• [Aim of the task]: Lines with "Информация": please show every one of them from the listing below.

........

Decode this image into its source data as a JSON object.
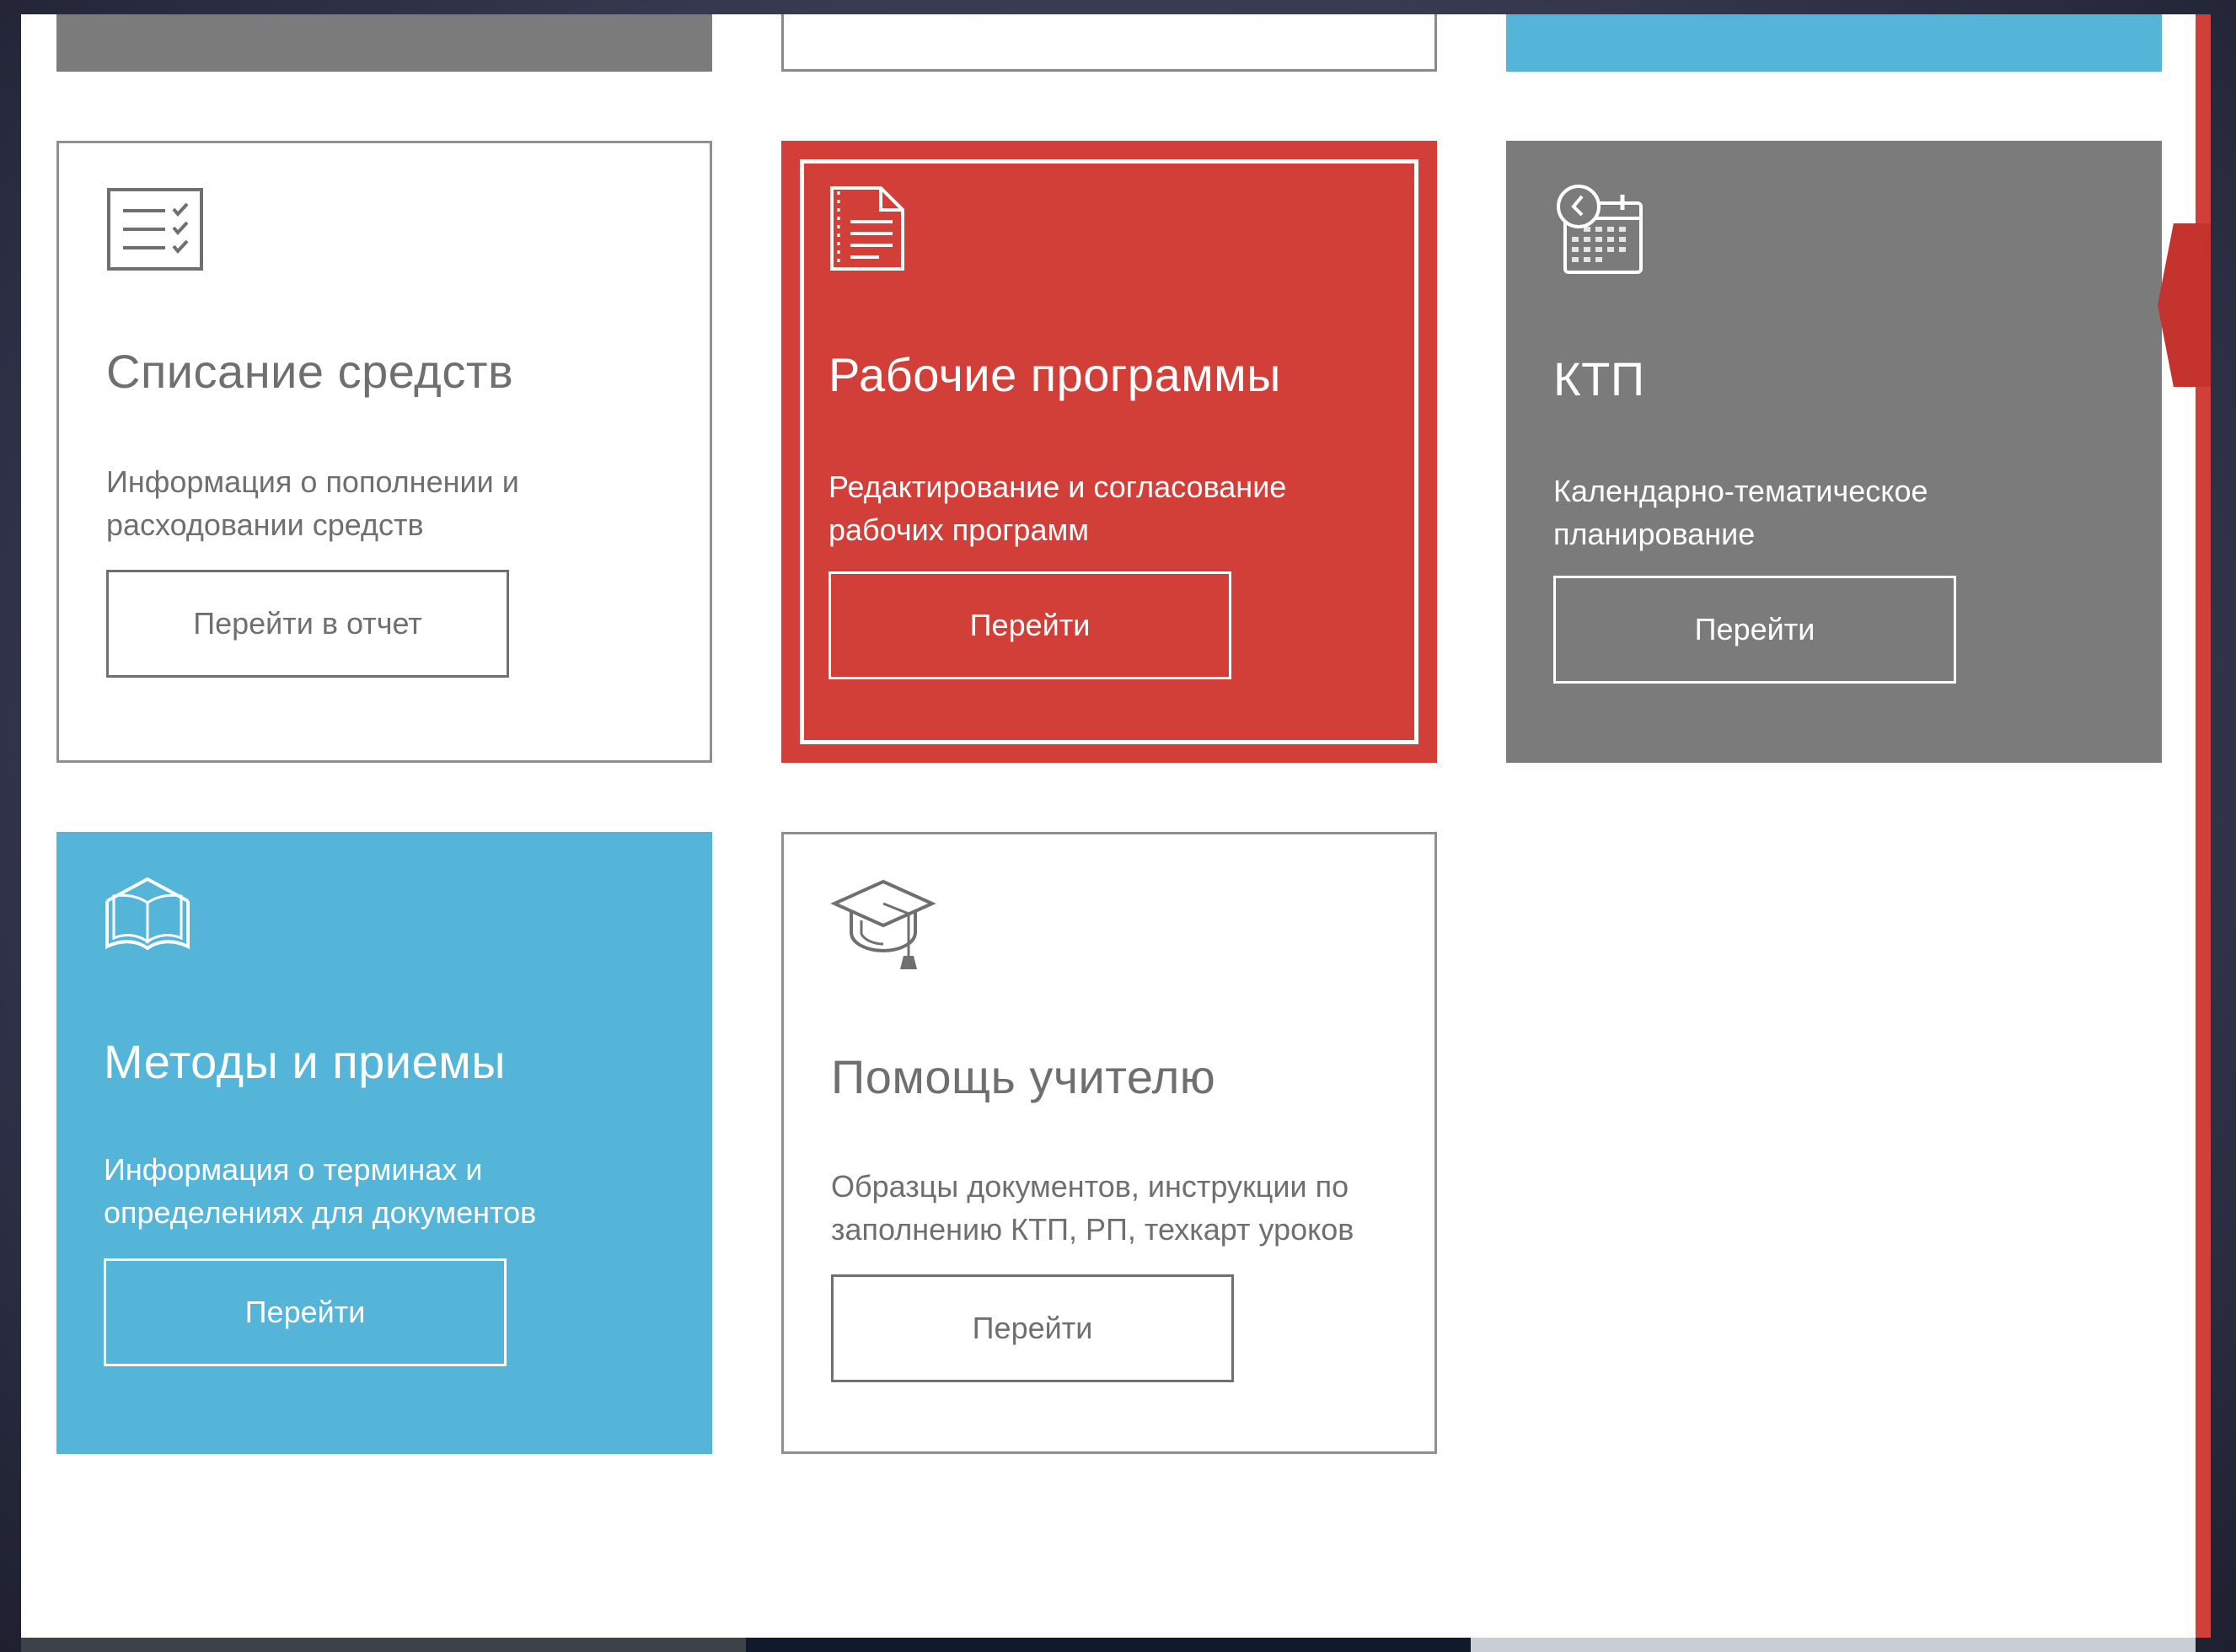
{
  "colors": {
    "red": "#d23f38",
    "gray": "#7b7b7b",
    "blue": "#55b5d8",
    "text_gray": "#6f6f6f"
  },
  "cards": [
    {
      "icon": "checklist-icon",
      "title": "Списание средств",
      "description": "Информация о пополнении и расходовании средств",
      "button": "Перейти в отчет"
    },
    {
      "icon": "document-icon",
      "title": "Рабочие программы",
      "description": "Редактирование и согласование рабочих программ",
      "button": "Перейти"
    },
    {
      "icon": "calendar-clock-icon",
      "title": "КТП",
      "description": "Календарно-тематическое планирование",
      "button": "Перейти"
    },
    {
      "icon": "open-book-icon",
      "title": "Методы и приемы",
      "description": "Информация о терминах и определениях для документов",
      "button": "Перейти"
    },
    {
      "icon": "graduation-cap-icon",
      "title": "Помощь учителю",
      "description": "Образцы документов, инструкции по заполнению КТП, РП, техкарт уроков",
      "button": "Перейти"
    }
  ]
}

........

• [Completed task]:
      "description": "Информация о пополнении и расходовании средств",
      "description": "Информация о терминах и определениях для документов",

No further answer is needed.